> **TASK GOAL**
The required output is all lines below that contain the word "name".

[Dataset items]

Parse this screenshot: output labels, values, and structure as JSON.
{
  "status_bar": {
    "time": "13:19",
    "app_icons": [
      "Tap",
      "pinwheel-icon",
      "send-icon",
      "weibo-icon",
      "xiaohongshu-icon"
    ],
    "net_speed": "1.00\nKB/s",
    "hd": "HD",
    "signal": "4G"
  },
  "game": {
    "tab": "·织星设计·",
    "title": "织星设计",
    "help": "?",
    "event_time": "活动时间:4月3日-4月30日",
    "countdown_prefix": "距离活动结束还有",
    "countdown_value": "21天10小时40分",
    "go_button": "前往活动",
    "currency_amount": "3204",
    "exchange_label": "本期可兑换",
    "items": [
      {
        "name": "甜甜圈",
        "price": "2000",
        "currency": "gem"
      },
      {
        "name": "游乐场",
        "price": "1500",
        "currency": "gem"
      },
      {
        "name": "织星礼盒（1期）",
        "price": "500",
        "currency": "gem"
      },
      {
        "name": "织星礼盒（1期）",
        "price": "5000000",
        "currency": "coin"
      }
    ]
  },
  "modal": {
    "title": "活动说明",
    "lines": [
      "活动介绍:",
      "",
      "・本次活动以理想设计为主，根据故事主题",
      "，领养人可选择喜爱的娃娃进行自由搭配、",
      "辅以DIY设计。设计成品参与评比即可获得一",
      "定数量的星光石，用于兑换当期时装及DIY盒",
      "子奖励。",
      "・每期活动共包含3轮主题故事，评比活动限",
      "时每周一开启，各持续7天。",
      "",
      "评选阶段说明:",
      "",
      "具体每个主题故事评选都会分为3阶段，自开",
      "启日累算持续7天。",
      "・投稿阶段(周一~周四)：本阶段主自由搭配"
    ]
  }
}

> **SOLUTION FOR THIS EXERCISE**
        "name": "甜甜圈",
        "name": "游乐场",
        "name": "织星礼盒（1期）",
        "name": "织星礼盒（1期）",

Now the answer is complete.